What we did on our Holiday by John Harding
Thirty-something’s Nick and Laura have been married for ten years and things aren’t going well. Her biological clock is ticking away and she wants children while he doesn’t. He feels a child would be just one responsibility too many. Nick’s problem is his parents. He’s devoted to them of course, but sometimes even he finds his patience wearing a little thin which in turn brings on the guilt. But they are rather a handful. They’re conservative, highly eccentric and increasingly infirm. His Mum’s so enormously overweight that her heart’s now a bit dicky and she is certainly no longer up to looking after Dad by herself. He’s got Parkinson’s disease – not the shaking kind, as Mum’s always reminding people.

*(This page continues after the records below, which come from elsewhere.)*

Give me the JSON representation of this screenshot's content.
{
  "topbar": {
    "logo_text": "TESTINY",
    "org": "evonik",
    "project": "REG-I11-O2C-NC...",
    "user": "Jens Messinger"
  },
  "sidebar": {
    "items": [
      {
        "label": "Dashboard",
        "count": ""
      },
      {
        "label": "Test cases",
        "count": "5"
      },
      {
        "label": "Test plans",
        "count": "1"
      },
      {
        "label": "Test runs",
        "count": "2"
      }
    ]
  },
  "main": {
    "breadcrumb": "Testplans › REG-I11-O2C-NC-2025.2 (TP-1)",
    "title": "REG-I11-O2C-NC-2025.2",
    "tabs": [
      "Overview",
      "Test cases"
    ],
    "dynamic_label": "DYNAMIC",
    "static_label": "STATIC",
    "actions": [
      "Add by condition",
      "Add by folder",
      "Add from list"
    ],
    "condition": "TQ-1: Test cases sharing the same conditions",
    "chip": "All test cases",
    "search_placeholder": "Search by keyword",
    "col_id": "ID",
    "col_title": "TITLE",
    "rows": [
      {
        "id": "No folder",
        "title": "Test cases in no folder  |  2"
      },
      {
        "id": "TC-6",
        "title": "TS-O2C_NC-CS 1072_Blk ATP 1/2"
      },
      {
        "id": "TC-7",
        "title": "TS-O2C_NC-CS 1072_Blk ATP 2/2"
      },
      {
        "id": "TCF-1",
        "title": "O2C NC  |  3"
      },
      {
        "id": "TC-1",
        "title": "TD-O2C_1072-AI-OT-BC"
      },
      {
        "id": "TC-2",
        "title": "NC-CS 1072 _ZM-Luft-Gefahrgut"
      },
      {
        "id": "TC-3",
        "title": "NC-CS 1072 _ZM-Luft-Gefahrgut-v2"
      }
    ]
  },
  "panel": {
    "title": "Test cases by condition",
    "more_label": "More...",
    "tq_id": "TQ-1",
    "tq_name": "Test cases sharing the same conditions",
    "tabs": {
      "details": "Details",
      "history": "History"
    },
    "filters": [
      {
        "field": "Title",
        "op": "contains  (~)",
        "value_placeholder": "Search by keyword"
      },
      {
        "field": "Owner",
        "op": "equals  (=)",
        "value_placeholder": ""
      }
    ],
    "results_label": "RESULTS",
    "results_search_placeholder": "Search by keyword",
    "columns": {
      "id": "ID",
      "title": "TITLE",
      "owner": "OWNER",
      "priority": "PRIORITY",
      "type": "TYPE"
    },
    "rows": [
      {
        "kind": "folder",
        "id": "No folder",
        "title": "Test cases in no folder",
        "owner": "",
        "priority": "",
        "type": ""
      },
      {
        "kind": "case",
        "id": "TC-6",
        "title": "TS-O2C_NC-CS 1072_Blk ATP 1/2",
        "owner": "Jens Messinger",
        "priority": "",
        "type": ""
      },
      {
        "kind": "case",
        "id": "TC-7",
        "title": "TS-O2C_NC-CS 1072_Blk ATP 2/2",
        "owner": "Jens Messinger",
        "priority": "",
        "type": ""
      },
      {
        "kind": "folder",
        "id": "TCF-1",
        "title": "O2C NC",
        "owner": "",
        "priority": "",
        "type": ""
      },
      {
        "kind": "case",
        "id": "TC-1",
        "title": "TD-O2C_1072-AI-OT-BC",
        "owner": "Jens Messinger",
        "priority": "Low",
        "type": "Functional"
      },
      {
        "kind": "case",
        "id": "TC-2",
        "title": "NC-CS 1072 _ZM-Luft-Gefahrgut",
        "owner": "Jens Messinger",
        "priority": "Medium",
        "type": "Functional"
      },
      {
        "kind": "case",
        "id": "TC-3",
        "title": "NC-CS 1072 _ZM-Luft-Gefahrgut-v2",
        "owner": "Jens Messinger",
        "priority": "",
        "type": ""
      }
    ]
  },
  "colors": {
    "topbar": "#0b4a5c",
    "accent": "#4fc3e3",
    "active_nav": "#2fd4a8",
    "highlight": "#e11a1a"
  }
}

The title of this book is evocative of school essays after the summer break, when children are made to make their holiday interesting enough to make a story. This book however is one of the most interesting I have read for a very long time. The characters are really well done and the pace of the story is just right to keep you reading, in my case, without many pauses, to the very end.
The book description perhaps gives away too much information, but there are enough surprises in the plot. there are lovable main characters and also some very good peripheral characters i.e. the four nylon track suited neighbours in differing colours, and Anthony’s bitchy girlfriend.
The initial reason for the holiday is that it is a present from Nick and Laura to Nick’s parents, then the secondary purpose is added, as there is another son of Nick’s father born as a result of a liaison before his marriage, in Malta during the war, and they now want to find him. In the end they find out a lot, but not quite what they were looking for.
The subject of the father’s Parkinson’s and the care needed is portrayed in a very practical and straightforward way. There are tragic and also hilarious moments of misunderstandings and miscommunication, and lots of detailed description of the personal care needed for someone disabled which might be an eye-opener for some people. There is also a great feeling of love in this family and the book has a very satisfactory ending. I would highly recommend this book.